Niklas Luhmann was a prominent sociologist and social systems theorist who laid the foundations of modern social system thought.[5] He based his definition of a "social system" on the mass network of communication between people and defined society itself as an "autopoietic" system, meaning a self-referential and self-reliant system that is distinct from its environment.[6] Luhmann considered social systems as belonging to three categories: societal systems, organizations, and interaction systems.[7] Luhmann considered societal systems, such as religion, law, art, education, science, etc., to be closed systems consisting of different fields of interaction.[8] Organizations were defined as a network of decisions which reproduce themselves; his definition is difficult to apply in terms of finding a real-world example.[8] Finally, interaction systems are systems that reproduce themselves on the basis of communication rather than decision making.[8]

Jay Wright Forrester

Jay Wright Forrester founded the field of system dynamicsThe study of social systems is integral to the fields of sociology and public policy. Social systems have been studied for as long as sociology has existed.

Talcott Parsons

Talcott Parsons was the first to formulate a systematic theory of social systems, which he did as a part of his AGIL paradigm. He defined a social system as only a segment (or a "subsystem") of what he called action theory.[4] Parsons organized social systems in terms of action units, where one action executed by an individual is one unit.

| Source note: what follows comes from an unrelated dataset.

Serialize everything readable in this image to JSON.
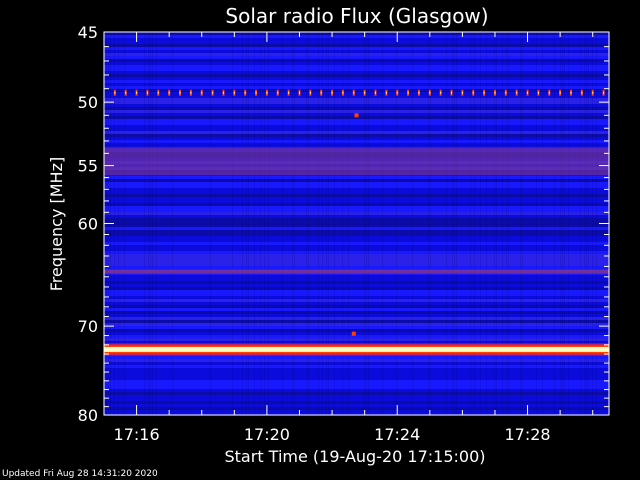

He defines a social system as a network of interactions between actors.[4] According to Parsons, social systems rely on a system of language, and culture must exist in a society in order for it to qualify as a social system.[4] Parsons' work laid the foundations for the rest of the study of social systems theory and ignited the debate over what framework social systems should be built around, such as actions, communication, or other relationships.

Niklas Luhmann

Niklas Luhmann was a prominent sociologist and social systems theorist who laid the foundations of modern social system thought.[5] He based his definition of a "social system" on the mass network of communication between people and defined society itself as an "autopoietic" system, meaning a self-referential and self-reliant system that is distinct from its environment.[6] Luhmann considered social systems as belonging to three categories: societal systems, organizations, and interaction systems.[7] Luhmann considered societal systems, such as religion, law, art, education, science, etc., to be closed systems consisting of different fields of interaction.[8] Organizations were defined as a network of decisions which reproduce themselves; his definition is difficult to apply in terms of finding a real-world example.[8] Finally, interaction systems are systems that reproduce themselves on the basis of communication rather than decision making.[8]

Jay Wright Forrester